Richard Lewis, MD, checks on patient Girish Mody of South Africa at the new Advanced Health Sciences Pavilion on Tuesday, the day the Pavilion opened to patients.

The Advanced Health Sciences Pavilion opened to its first patients on Tuesday, and the 11-story, state-of-the-art facility didn't fail to impress.

Neurology patient Girish Mody summed up his initial impression of the AHSP as "wow."

Clinical staff members prepare for patients in the Pavilion.

Hector Villanueva (left) registers patient Gail Dunbar.

"What my wife and I found most impressive was the help we received navigating the building, from security at parking to the receptionist on the Plaza Level," said Mody, who flew in from South Africa for a consult with Richard Lewis, MD, director of the Electromyography Lab in the Department of Neurology. "Everyone was very personable, well informed and pleasant."

Gail Dunbar, a patient from Bakersfield, said she was impressed with the building's warm, friendly environment and with the amenities and services offered. Dunbar drove in for two procedures, including an echocardiogram.

"I thought the registration process went smoothly," she said while sitting with her husband in the waiting area for the Anesthesia Pre-Procedure Evaluation Center (APEC).

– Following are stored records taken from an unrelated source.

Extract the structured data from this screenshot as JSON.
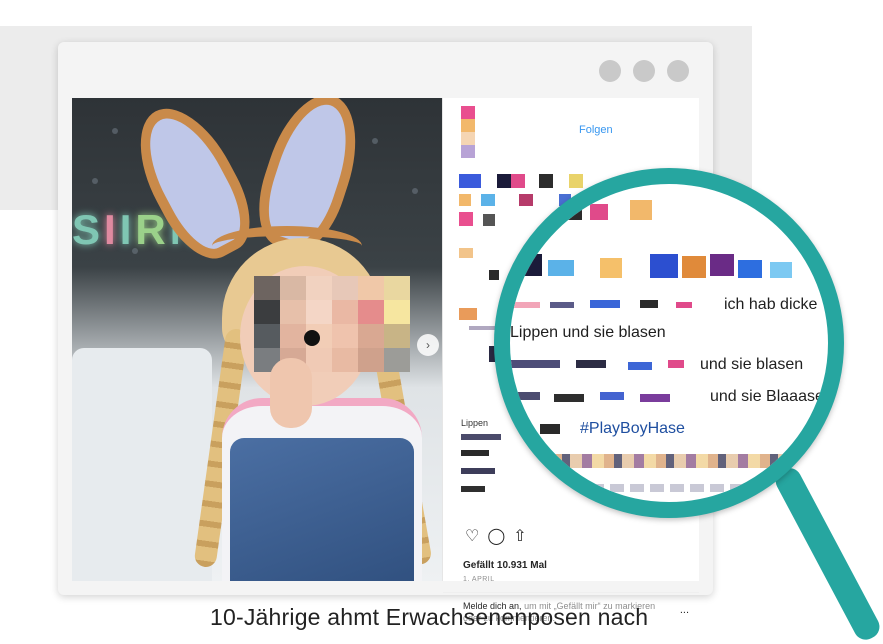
{
  "post": {
    "follow_label": "Folgen",
    "caption_partial_label": "Lippen",
    "likes": "Gefällt 10.931 Mal",
    "date": "1. APRIL",
    "login_link": "Melde dich an,",
    "login_text": "um mit „Gefällt mir“ zu markieren oder zu kommentieren.",
    "more_label": "..."
  },
  "lens": {
    "line1": "ich hab dicke",
    "line2": "Lippen und sie blasen",
    "line3": "und sie blasen",
    "line4": "und sie Blaaasen",
    "hashtag": "#PlayBoyHase"
  },
  "caption": "10-Jährige ahmt Erwachsenenposen nach",
  "icons": [
    "heart-icon",
    "comment-icon",
    "share-icon",
    "next-arrow-icon",
    "window-dots"
  ],
  "colors": {
    "accent": "#26a6a0",
    "link": "#3897f0"
  }
}
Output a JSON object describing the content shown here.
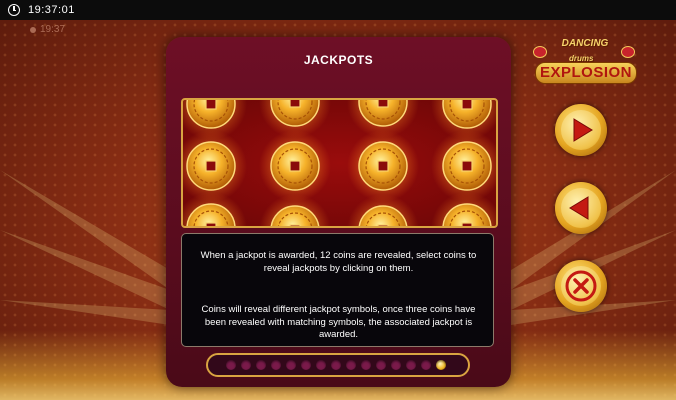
{
  "status_bar": {
    "time": "19:37:01",
    "ghost_time": "19:37"
  },
  "logo": {
    "line1": "DANCING",
    "line2": "drums",
    "line3": "EXPLOSION"
  },
  "panel": {
    "title": "JACKPOTS",
    "paragraph1": "When a jackpot is awarded, 12 coins are revealed, select coins to reveal jackpots by clicking on them.",
    "paragraph2": "Coins will reveal different jackpot symbols, once three coins have been revealed with matching symbols, the associated jackpot is awarded."
  },
  "pager": {
    "total_pages": 15,
    "current_page": 15
  },
  "buttons": {
    "next": {
      "icon": "play-right-icon"
    },
    "prev": {
      "icon": "play-left-icon"
    },
    "close": {
      "icon": "close-x-icon"
    }
  },
  "colors": {
    "gold": "#d9a441",
    "panel": "#6e0f26",
    "accent_red": "#c41a12"
  }
}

The Pavilion, which was licensed by the California Department of Public Health last week, is designed with a patient-centered focus to help make patient visits as easy and comfortable as possible. It can accommodate an estimated 1,900 patients, visitors and staff per day. In addition, its shared spaces and open lab concepts are designed to bring clinicians and researchers together to promote collaboration and advance the development of major medical breakthroughs.

Patrick Lyden, MD, chair of the Department of Neurology, said that because the building is so large, it can seem overwhelming at first glance. However, he said, things seem to be going well.

"When you think about how complex this building is, and how complicated scheduling is, it's amazing we're at this stage that we are in this building. We're ahead of schedule," Lyden said. "I always feel like it's a privilege to come to work at Cedars-Sinai, but to come to work in this facility, it's humbling to the 10th power."

The Pavilion contains 440,000 square feet of program space, as well as 380,000 square feet of parking space on five levels. It also features the 50,000-square-foot, state-of-the-art Sue and Bill Gross Surgery and Procedure Center on the fifth level, which serves as the new home for outpatient and a.m.-admit orthopedics patients. The first procedures were performed June 21.